╔══

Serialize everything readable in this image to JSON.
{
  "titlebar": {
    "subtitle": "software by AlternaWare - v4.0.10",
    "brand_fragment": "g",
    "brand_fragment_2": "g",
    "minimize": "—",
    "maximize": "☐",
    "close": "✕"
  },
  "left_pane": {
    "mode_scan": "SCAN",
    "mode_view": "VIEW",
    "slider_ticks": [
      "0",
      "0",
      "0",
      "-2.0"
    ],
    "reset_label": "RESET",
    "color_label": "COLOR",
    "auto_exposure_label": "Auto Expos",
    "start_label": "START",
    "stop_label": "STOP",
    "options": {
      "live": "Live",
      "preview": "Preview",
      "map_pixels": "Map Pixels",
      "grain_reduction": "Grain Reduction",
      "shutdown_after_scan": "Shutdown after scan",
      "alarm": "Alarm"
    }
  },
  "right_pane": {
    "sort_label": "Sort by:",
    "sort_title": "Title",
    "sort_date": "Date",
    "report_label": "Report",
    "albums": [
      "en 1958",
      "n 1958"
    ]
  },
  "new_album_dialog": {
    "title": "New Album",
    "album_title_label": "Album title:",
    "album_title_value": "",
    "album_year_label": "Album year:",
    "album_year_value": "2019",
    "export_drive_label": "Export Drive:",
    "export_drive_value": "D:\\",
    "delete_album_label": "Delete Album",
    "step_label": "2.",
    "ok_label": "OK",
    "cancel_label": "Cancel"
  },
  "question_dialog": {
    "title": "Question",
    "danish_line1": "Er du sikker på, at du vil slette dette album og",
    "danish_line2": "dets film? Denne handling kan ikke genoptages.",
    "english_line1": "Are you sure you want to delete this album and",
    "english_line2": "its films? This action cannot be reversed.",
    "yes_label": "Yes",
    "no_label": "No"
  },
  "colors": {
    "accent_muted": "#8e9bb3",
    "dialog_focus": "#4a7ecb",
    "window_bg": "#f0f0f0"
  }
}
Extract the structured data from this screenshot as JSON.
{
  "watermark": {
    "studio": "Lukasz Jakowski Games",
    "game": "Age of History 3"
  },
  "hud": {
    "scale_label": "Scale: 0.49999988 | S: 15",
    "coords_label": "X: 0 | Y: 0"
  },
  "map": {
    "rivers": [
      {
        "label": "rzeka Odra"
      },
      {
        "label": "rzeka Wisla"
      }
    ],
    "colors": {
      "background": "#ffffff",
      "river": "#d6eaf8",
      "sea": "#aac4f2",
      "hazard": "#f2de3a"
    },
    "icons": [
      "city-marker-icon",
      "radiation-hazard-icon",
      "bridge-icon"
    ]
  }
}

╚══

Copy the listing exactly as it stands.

Serialize everything readable in this image to JSON.
{
  "titlebar": {
    "subtitle": "software by AlternaWare - v4.0.10",
    "brand_fragment": "g",
    "brand_fragment_2": "g",
    "minimize": "—",
    "maximize": "☐",
    "close": "✕"
  },
  "left_pane": {
    "mode_scan": "SCAN",
    "mode_view": "VIEW",
    "slider_ticks": [
      "0",
      "0",
      "0",
      "-2.0"
    ],
    "reset_label": "RESET",
    "color_label": "COLOR",
    "auto_exposure_label": "Auto Expos",
    "start_label": "START",
    "stop_label": "STOP",
    "options": {
      "live": "Live",
      "preview": "Preview",
      "map_pixels": "Map Pixels",
      "grain_reduction": "Grain Reduction",
      "shutdown_after_scan": "Shutdown after scan",
      "alarm": "Alarm"
    }
  },
  "right_pane": {
    "sort_label": "Sort by:",
    "sort_title": "Title",
    "sort_date": "Date",
    "report_label": "Report",
    "albums": [
      "en 1958",
      "n 1958"
    ]
  },
  "new_album_dialog": {
    "title": "New Album",
    "album_title_label": "Album title:",
    "album_title_value": "",
    "album_year_label": "Album year:",
    "album_year_value": "2019",
    "export_drive_label": "Export Drive:",
    "export_drive_value": "D:\\",
    "delete_album_label": "Delete Album",
    "step_label": "2.",
    "ok_label": "OK",
    "cancel_label": "Cancel"
  },
  "question_dialog": {
    "title": "Question",
    "danish_line1": "Er du sikker på, at du vil slette dette album og",
    "danish_line2": "dets film? Denne handling kan ikke genoptages.",
    "english_line1": "Are you sure you want to delete this album and",
    "english_line2": "its films? This action cannot be reversed.",
    "yes_label": "Yes",
    "no_label": "No"
  },
  "colors": {
    "accent_muted": "#8e9bb3",
    "dialog_focus": "#4a7ecb",
    "window_bg": "#f0f0f0"
  }
}
Extract the structured data from this screenshot as JSON.
{
  "watermark": {
    "studio": "Lukasz Jakowski Games",
    "game": "Age of History 3"
  },
  "hud": {
    "scale_label": "Scale: 0.49999988 | S: 15",
    "coords_label": "X: 0 | Y: 0"
  },
  "map": {
    "rivers": [
      {
        "label": "rzeka Odra"
      },
      {
        "label": "rzeka Wisla"
      }
    ],
    "colors": {
      "background": "#ffffff",
      "river": "#d6eaf8",
      "sea": "#aac4f2",
      "hazard": "#f2de3a"
    },
    "icons": [
      "city-marker-icon",
      "radiation-hazard-icon",
      "bridge-icon"
    ]
  }
}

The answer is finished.